The first step is to cut tariffs for goods from countries within the bloc but the timeframe to do this is yet to be announced.
At the moment, African countries trade only about 16% of their goods and services among one another, compared to 65% with European countries, reports AFP news agency.
The AU estimates that implementing the African Continental Free Trade Area – called AfCFTA – will lead to a 60% boost in intra-African trade by 2022.
It also says that AfCFTA will create the world’s largest free trade area.
Read Also: Buhari Finally Signs AfCFTA Agreement
Why is it a big deal that Nigeria signed up?
AfCFTA hit a hurdle last year when Nigeria pulled out days before the country was due to sign the agreement.
Nigeria is Africa’s biggest economy and has long been a regional leader so, when it stalled, observers questioned if the African trade bloc would ever actually happen.
President Muhammadu Buhari said he needed further consultations in Nigeria.
Since then, the Nigerian Office for Trade Negotiation says it has consulted with 27 groups, including trade unions.
Nigeria has a lot to gain from increasing access to its goods and services to a wider African market. But many of those consulted also feared increased regional integration would lead to unfair competition for jobs and the goods they produce.
With Nigeria signed up, AfCFTA’s dream of increasing intra-Africa trade, which currently lags behind the volume of trade the continent does with Europe, is now one step closer.
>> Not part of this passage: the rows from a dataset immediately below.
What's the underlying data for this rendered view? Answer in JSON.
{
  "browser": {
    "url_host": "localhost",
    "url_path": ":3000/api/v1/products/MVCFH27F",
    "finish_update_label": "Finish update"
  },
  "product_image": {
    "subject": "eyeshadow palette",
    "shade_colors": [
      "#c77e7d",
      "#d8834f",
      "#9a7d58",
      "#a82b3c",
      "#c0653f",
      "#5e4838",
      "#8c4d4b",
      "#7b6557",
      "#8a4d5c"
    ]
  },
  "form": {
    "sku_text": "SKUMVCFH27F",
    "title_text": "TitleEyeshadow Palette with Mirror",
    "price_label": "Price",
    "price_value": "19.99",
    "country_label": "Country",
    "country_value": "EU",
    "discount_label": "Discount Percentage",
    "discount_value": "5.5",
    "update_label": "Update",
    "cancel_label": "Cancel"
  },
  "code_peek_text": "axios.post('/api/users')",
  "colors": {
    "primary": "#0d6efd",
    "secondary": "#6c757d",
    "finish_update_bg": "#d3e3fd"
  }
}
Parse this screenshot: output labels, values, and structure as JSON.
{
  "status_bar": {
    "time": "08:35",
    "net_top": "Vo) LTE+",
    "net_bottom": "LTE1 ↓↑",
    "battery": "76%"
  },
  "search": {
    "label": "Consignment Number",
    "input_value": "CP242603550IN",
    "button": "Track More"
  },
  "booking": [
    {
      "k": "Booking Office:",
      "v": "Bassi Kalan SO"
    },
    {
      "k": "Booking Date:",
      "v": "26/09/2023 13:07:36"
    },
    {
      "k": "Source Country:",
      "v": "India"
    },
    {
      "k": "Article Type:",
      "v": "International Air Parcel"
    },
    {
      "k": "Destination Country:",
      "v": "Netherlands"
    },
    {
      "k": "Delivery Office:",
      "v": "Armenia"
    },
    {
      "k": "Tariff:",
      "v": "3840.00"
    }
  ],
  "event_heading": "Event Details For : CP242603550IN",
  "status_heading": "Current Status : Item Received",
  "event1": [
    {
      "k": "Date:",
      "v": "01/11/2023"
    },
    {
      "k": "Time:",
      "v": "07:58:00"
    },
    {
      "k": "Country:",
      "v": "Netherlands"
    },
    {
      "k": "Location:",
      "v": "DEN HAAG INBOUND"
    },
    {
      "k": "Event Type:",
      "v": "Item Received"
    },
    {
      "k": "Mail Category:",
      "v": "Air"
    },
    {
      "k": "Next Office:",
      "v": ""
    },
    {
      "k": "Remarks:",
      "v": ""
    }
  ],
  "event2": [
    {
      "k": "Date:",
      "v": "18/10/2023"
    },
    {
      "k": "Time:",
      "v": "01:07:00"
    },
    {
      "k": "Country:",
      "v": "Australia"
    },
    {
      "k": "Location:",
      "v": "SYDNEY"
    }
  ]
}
Now that AfCFTA can offer access to the enormous Nigerian market, they are in a much stronger position to negotiate with regional bodies in other parts of the world.
What are free trade agreements?
Free trade agreements are designed to cut trade tariffs between member countries.
Tariffs are a form of tax, like a border tax.
They are placed on goods coming into a country for a range of reasons, sometimes to try and protect a home-made product.
The purest free trade agreement (FTA) removes all border taxes or trade barriers on goods.
They get rid of quotas too, so there is no limit to the amount of trade you can do.
FTAs also help make a country’s exports cheaper and give easier entry to other markets.
They come in all sorts of forms and with different rules but in short, they make trade between countries as liberal as possible and allow for more rules-based competition.
Text from BBC